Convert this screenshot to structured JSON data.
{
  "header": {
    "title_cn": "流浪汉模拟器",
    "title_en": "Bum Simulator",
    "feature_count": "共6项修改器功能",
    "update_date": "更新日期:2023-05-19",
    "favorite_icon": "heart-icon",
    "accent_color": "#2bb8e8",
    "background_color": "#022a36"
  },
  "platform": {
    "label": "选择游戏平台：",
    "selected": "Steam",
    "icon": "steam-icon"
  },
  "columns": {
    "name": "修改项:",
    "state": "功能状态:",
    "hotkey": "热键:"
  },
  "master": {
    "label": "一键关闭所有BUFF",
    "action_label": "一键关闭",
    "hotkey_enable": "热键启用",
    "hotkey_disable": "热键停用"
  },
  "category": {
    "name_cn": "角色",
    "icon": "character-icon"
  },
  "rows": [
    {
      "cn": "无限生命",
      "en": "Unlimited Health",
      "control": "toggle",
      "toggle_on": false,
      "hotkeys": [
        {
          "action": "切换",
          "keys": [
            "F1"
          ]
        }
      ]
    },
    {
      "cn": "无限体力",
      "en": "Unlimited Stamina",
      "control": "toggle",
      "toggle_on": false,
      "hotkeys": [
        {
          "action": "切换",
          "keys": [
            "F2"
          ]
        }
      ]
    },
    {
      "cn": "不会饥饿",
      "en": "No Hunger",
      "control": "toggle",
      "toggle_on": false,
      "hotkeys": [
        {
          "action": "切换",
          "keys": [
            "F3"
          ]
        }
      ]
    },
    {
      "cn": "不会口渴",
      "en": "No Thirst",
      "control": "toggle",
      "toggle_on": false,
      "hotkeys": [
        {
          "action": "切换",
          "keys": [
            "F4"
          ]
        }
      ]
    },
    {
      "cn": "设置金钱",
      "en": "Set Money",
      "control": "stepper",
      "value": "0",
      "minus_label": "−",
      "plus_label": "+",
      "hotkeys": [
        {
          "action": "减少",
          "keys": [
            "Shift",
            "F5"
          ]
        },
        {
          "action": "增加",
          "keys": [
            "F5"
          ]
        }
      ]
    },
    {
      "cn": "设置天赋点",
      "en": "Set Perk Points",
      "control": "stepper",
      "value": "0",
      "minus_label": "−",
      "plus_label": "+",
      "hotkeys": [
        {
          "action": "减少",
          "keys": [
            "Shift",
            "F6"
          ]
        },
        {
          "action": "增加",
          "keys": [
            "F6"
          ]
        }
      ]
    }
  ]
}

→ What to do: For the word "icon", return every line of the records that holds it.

→ Expected answer:
    "favorite_icon": "heart-icon",
    "icon": "steam-icon"
    "icon": "character-icon"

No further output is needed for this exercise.